The Classroom That Once Was
Have you ever wondered what might be going on in a child’s mind ever since the schools shut down and he was confined to his home? The answer is Yes and no. We do feel his sense of loss of freedom but we don’t understand that instead of lessons in school, now we are asking him to swallow a lot of digital content, through the so-called “Online Teaching”, which mind you is not equivalent to “Online Learning”.
Most of the teachers in India, never learnt using technology nor were trained to teach via technology.
They are of the blackboard and chalk era. However, they have quickly upskilled themselves to begin online classes. Books, Blackboard, or chalk are mere tools in the hands of a teacher, so is technology. It really depends on how you harness it. Whether you have befriended technology?

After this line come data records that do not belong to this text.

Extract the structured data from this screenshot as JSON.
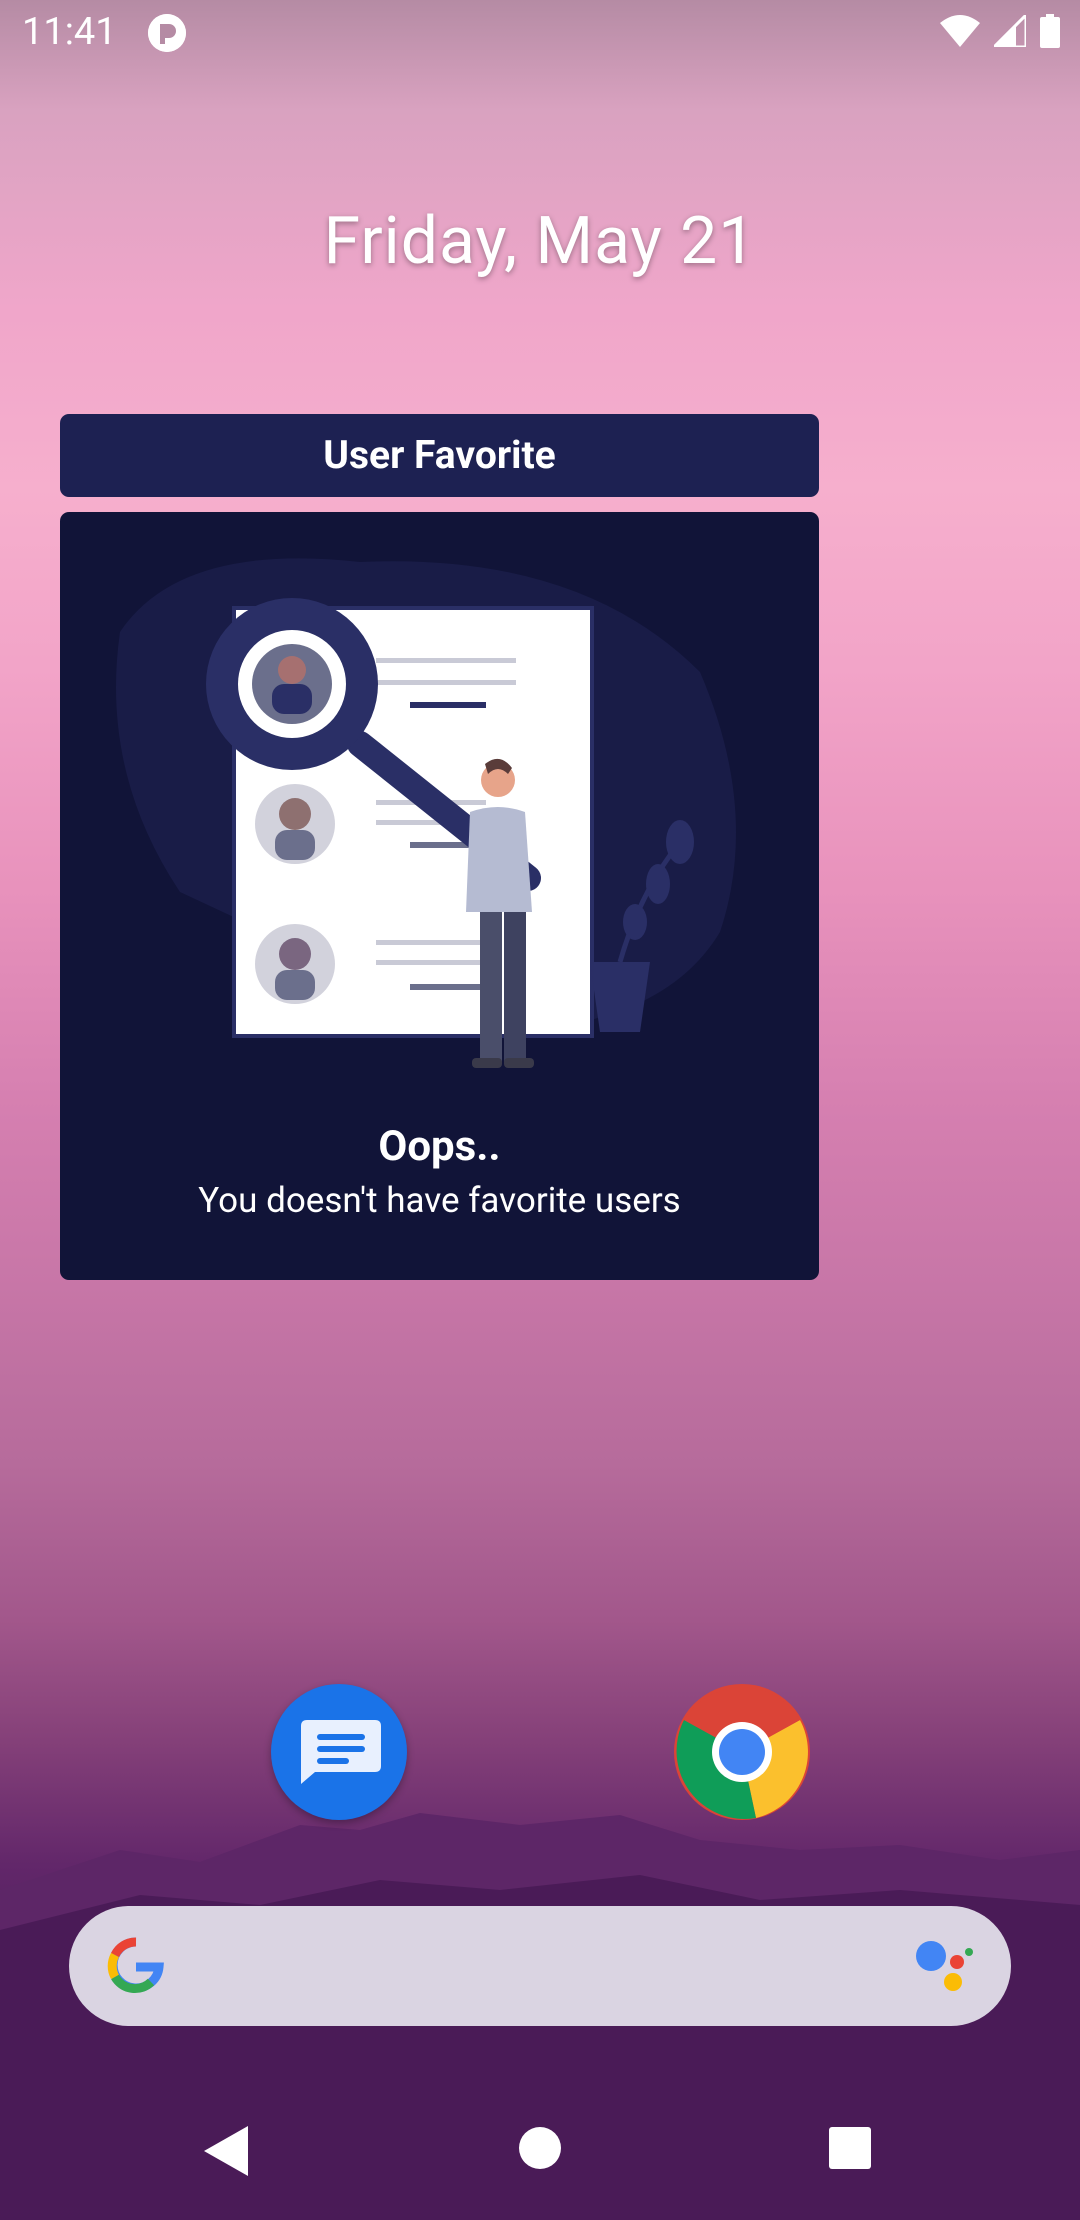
{
  "status_bar": {
    "time": "11:41"
  },
  "home": {
    "date": "Friday, May 21"
  },
  "widget": {
    "title": "User Favorite",
    "empty_title": "Oops..",
    "empty_message": "You doesn't have favorite users"
  },
  "apps": [
    {
      "name": "Messages",
      "icon": "messages-icon"
    },
    {
      "name": "Chrome",
      "icon": "chrome-icon"
    }
  ],
  "search_bar": {
    "icon": "google-g-icon",
    "assistant_icon": "google-assistant-icon"
  },
  "nav": {
    "back": "back-icon",
    "home": "home-icon",
    "recents": "recents-icon"
  },
  "colors": {
    "widget_header": "#1d2152",
    "widget_body": "#111438",
    "messages_blue": "#1a73e8"
  }
}
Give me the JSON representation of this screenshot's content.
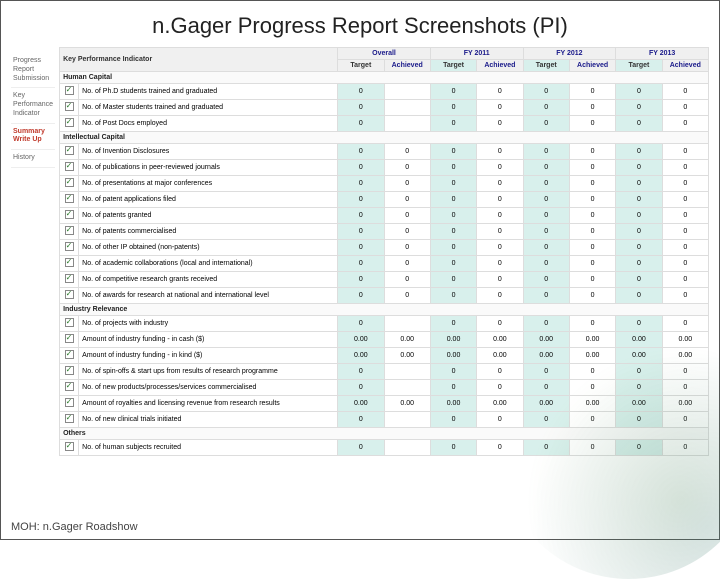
{
  "title": "n.Gager Progress Report Screenshots (PI)",
  "footer": "MOH: n.Gager Roadshow",
  "sidebar": {
    "items": [
      {
        "label": "Progress Report Submission"
      },
      {
        "label": "Key Performance Indicator"
      },
      {
        "label": "Summary Write Up"
      },
      {
        "label": "History"
      }
    ],
    "active_index": 2
  },
  "table": {
    "head_indicator": "Key Performance Indicator",
    "head_overall": "Overall",
    "head_fy": [
      "FY 2011",
      "FY 2012",
      "FY 2013"
    ],
    "head_target": "Target",
    "head_achieved": "Achieved",
    "sections": [
      {
        "name": "Human Capital",
        "rows": [
          {
            "ind": "No. of Ph.D students trained and graduated",
            "vals": [
              "0",
              "",
              "0",
              "0",
              "0",
              "0",
              "0",
              "0"
            ]
          },
          {
            "ind": "No. of Master students trained and graduated",
            "vals": [
              "0",
              "",
              "0",
              "0",
              "0",
              "0",
              "0",
              "0"
            ]
          },
          {
            "ind": "No. of Post Docs employed",
            "vals": [
              "0",
              "",
              "0",
              "0",
              "0",
              "0",
              "0",
              "0"
            ]
          }
        ]
      },
      {
        "name": "Intellectual Capital",
        "rows": [
          {
            "ind": "No. of Invention Disclosures",
            "vals": [
              "0",
              "0",
              "0",
              "0",
              "0",
              "0",
              "0",
              "0"
            ]
          },
          {
            "ind": "No. of publications in peer-reviewed journals",
            "vals": [
              "0",
              "0",
              "0",
              "0",
              "0",
              "0",
              "0",
              "0"
            ]
          },
          {
            "ind": "No. of presentations at major conferences",
            "vals": [
              "0",
              "0",
              "0",
              "0",
              "0",
              "0",
              "0",
              "0"
            ]
          },
          {
            "ind": "No. of patent applications filed",
            "vals": [
              "0",
              "0",
              "0",
              "0",
              "0",
              "0",
              "0",
              "0"
            ]
          },
          {
            "ind": "No. of patents granted",
            "vals": [
              "0",
              "0",
              "0",
              "0",
              "0",
              "0",
              "0",
              "0"
            ]
          },
          {
            "ind": "No. of patents commercialised",
            "vals": [
              "0",
              "0",
              "0",
              "0",
              "0",
              "0",
              "0",
              "0"
            ]
          },
          {
            "ind": "No. of other IP obtained (non-patents)",
            "vals": [
              "0",
              "0",
              "0",
              "0",
              "0",
              "0",
              "0",
              "0"
            ]
          },
          {
            "ind": "No. of academic collaborations (local and international)",
            "vals": [
              "0",
              "0",
              "0",
              "0",
              "0",
              "0",
              "0",
              "0"
            ]
          },
          {
            "ind": "No. of competitive research grants received",
            "vals": [
              "0",
              "0",
              "0",
              "0",
              "0",
              "0",
              "0",
              "0"
            ]
          },
          {
            "ind": "No. of awards for research at national and international level",
            "vals": [
              "0",
              "0",
              "0",
              "0",
              "0",
              "0",
              "0",
              "0"
            ]
          }
        ]
      },
      {
        "name": "Industry Relevance",
        "rows": [
          {
            "ind": "No. of projects with industry",
            "vals": [
              "0",
              "",
              "0",
              "0",
              "0",
              "0",
              "0",
              "0"
            ]
          },
          {
            "ind": "Amount of industry funding - in cash ($)",
            "vals": [
              "0.00",
              "0.00",
              "0.00",
              "0.00",
              "0.00",
              "0.00",
              "0.00",
              "0.00"
            ]
          },
          {
            "ind": "Amount of industry funding - in kind ($)",
            "vals": [
              "0.00",
              "0.00",
              "0.00",
              "0.00",
              "0.00",
              "0.00",
              "0.00",
              "0.00"
            ]
          },
          {
            "ind": "No. of spin-offs & start ups from results of research programme",
            "vals": [
              "0",
              "",
              "0",
              "0",
              "0",
              "0",
              "0",
              "0"
            ]
          },
          {
            "ind": "No. of new products/processes/services commercialised",
            "vals": [
              "0",
              "",
              "0",
              "0",
              "0",
              "0",
              "0",
              "0"
            ]
          },
          {
            "ind": "Amount of royalties and licensing revenue from research results",
            "vals": [
              "0.00",
              "0.00",
              "0.00",
              "0.00",
              "0.00",
              "0.00",
              "0.00",
              "0.00"
            ]
          },
          {
            "ind": "No. of new clinical trials initiated",
            "vals": [
              "0",
              "",
              "0",
              "0",
              "0",
              "0",
              "0",
              "0"
            ]
          }
        ]
      },
      {
        "name": "Others",
        "rows": [
          {
            "ind": "No. of human subjects recruited",
            "vals": [
              "0",
              "",
              "0",
              "0",
              "0",
              "0",
              "0",
              "0"
            ]
          }
        ]
      }
    ]
  }
}
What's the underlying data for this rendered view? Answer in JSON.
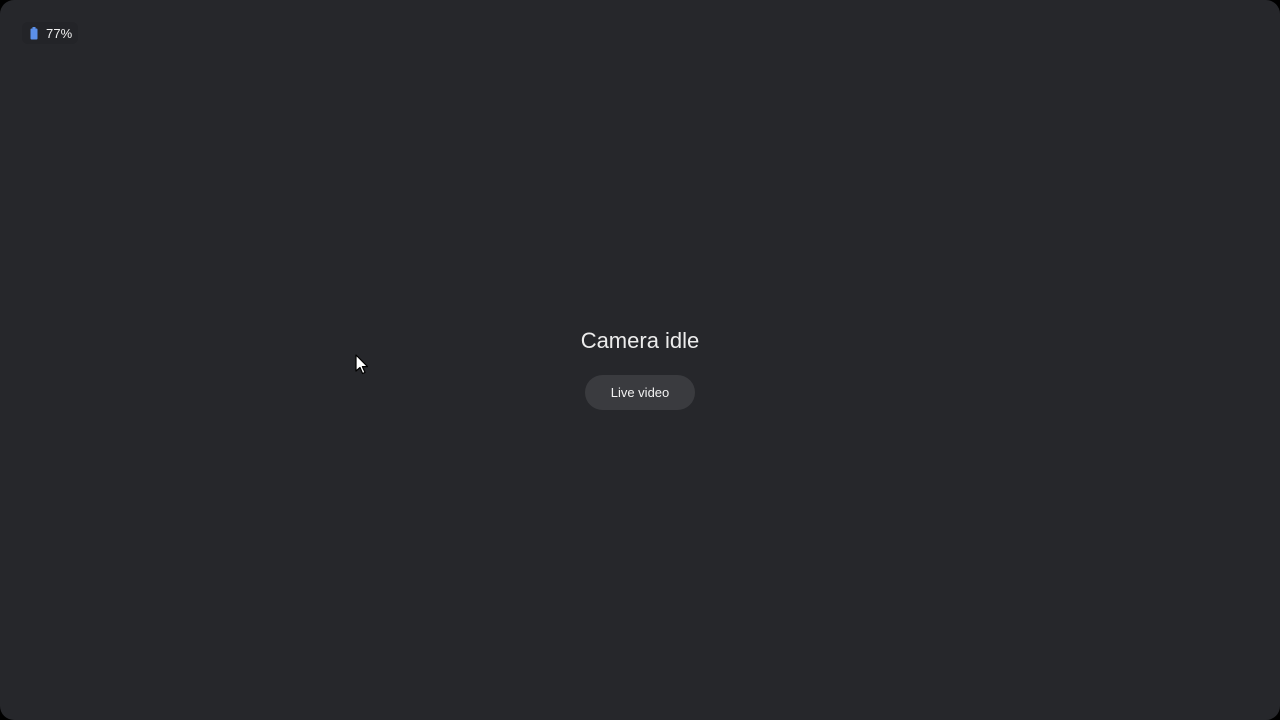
{
  "status_bar": {
    "battery_icon": "battery-icon",
    "battery_level": 0.77,
    "battery_text": "77%",
    "battery_color": "#5b8fe8"
  },
  "main": {
    "title": "Camera idle",
    "live_button_label": "Live video"
  },
  "colors": {
    "background": "#26272b",
    "button_bg": "#3a3b3f",
    "text": "#ececec"
  }
}
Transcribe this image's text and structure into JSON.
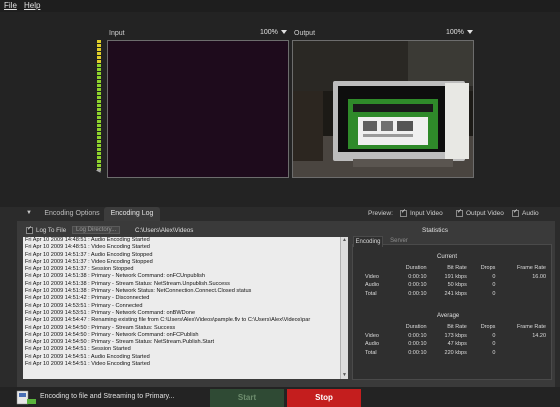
{
  "menu": {
    "file": "File",
    "help": "Help"
  },
  "input_panel": {
    "title": "Input",
    "zoom": "100%"
  },
  "output_panel": {
    "title": "Output",
    "zoom": "100%"
  },
  "tabs": {
    "encoding_options": "Encoding Options",
    "encoding_log": "Encoding Log"
  },
  "preview": {
    "label": "Preview:",
    "input_video": "Input Video",
    "output_video": "Output Video",
    "audio": "Audio"
  },
  "log_controls": {
    "log_to_file": "Log To File",
    "log_directory": "Log Directory...",
    "path": "C:\\Users\\Alex\\Videos"
  },
  "log_lines": [
    "Fri Apr 10 2009 14:48:51 : Audio Encoding Started",
    "Fri Apr 10 2009 14:48:51 : Video Encoding Started",
    "Fri Apr 10 2009 14:51:37 : Audio Encoding Stopped",
    "Fri Apr 10 2009 14:51:37 : Video Encoding Stopped",
    "Fri Apr 10 2009 14:51:37 : Session Stopped",
    "Fri Apr 10 2009 14:51:38 : Primary - Network Command: onFCUnpublish",
    "Fri Apr 10 2009 14:51:38 : Primary - Stream Status: NetStream.Unpublish.Success",
    "Fri Apr 10 2009 14:51:38 : Primary - Network Status: NetConnection.Connect.Closed status",
    "Fri Apr 10 2009 14:51:42 : Primary - Disconnected",
    "Fri Apr 10 2009 14:53:51 : Primary - Connected",
    "Fri Apr 10 2009 14:53:51 : Primary - Network Command: onBWDone",
    "Fri Apr 10 2009 14:54:47 : Renaming existing file from C:\\Users\\Alex\\Videos\\pample.flv to C:\\Users\\Alex\\Videos\\par",
    "Fri Apr 10 2009 14:54:50 : Primary - Stream Status: Success",
    "Fri Apr 10 2009 14:54:50 : Primary - Network Command: onFCPublish",
    "Fri Apr 10 2009 14:54:50 : Primary - Stream Status: NetStream.Publish.Start",
    "Fri Apr 10 2009 14:54:51 : Session Started",
    "Fri Apr 10 2009 14:54:51 : Audio Encoding Started",
    "Fri Apr 10 2009 14:54:51 : Video Encoding Started"
  ],
  "statistics": {
    "title": "Statistics",
    "tabs": [
      "Encoding",
      "Server"
    ],
    "columns": [
      "Duration",
      "Bit Rate",
      "Drops",
      "Frame Rate"
    ],
    "current_label": "Current",
    "current": [
      {
        "label": "Video",
        "duration": "0:00:10",
        "bitrate": "191 kbps",
        "drops": "0",
        "framerate": "16.00"
      },
      {
        "label": "Audio",
        "duration": "0:00:10",
        "bitrate": "50 kbps",
        "drops": "0",
        "framerate": ""
      },
      {
        "label": "Total",
        "duration": "0:00:10",
        "bitrate": "241 kbps",
        "drops": "0",
        "framerate": ""
      }
    ],
    "average_label": "Average",
    "average": [
      {
        "label": "Video",
        "duration": "0:00:10",
        "bitrate": "173 kbps",
        "drops": "0",
        "framerate": "14.20"
      },
      {
        "label": "Audio",
        "duration": "0:00:10",
        "bitrate": "47 kbps",
        "drops": "0",
        "framerate": ""
      },
      {
        "label": "Total",
        "duration": "0:00:10",
        "bitrate": "220 kbps",
        "drops": "0",
        "framerate": ""
      }
    ]
  },
  "status": {
    "text": "Encoding to file and Streaming to Primary...",
    "start": "Start",
    "stop": "Stop"
  },
  "colors": {
    "stop": "#c41e1e",
    "start": "#2f4a34",
    "vu_green": "#8fd42c",
    "vu_yellow": "#e0d02a"
  }
}
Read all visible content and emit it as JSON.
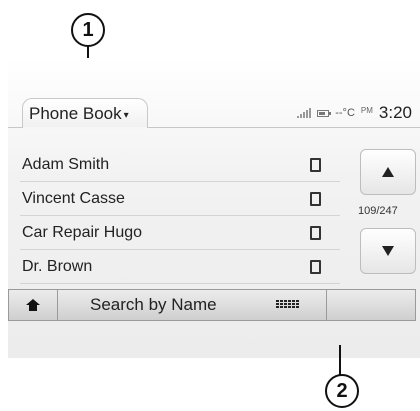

Teachers need to actually REIMAGINE their CLASSROOM on a virtual platform. They have to think about whether their lesson design understands the Limitations of Technology they are using?
Do you use a variety of Platforms like Mentimeter, Padlet, G Forms, Kahoot to teach different things at different times to different age groups? Because One size won’t fit all!
Redesigning & customizing our technology to the topics that we are teaching is the key? E.g. Zooming is not teaching but teaching children how to research online is a skill to learn and should certainly be taught.
Most schools are finding stop-gap solutions to continue teaching, but the quality of learning is heavily dependent on the level and quality of digital access. After all, only around 60% of the globe’s population is online.
For example, virtual classes on personal tablets may be the norm in Hong Kong, but, many students in less developed economies rely on lessons and assignments sent via WhatsApp or email.
Right now, the question is not what is teaching but to articulate, ”WHAT is Learning?”
Learning always happens in a Non-threatening, comforting, and self-paced environment. For many a student, a real classroom may not be an ideal place to learn at their own pace and style. Sometimes they are dominated, judged, and snubbed by their peers in a physical class, they are unable to keep up the pace with the progress of syllabus. I am talking about mediocre or weak children.
For them, Technology is a boon!
The virtual space allows the child’s skills and thoughts to develop, without judging their acumen with respect to others. The online courses are a beautiful bubble in which each student learns unthreatened!
The class which is most liked by the children will get maximum attendance. Students voluntarily like to participate in classes where they see a personal involvement of the teacher, rather than a copy-paste or forwarded video.
Said that Technology must be used wisely and selectively. Wise teachers Combine traditional academic merit and contemporary digital innovation to achieve the best results. They offer spaces for children to Pause and Reflect between classes.
They allow participation and engage children so that the OWNERSHIP of Learnings happen. Teacher centric class was neither effective before nor will it be now. The only difference is the child had to tolerate a boring class as he/she couldn’t run away but now the Controls of “SHOWING Up” are with the students.
However, Teaching through Technology poses a challenge when it comes to Junior children as for them the Human Warmth and experiential learning and nonverbal stimuli are essential.
Assessments are another key aspect of schooling that technology has a phenomenal potential to enhance. But so far we haven’t been able to tap the full potential of this resource. E.g. Sharing of ideas by the students to find novel solutions is also an evaluation of what has been learnt.
However, in our current system, we only believe in asking a question from within the syllabus and children answer as per their memory. This is a very limiting approach to Learning…
To conclude, the teacher has to cleverly tame Technology to his/her advantage by navigating across it’s burgeoning potential now and even post COVID era.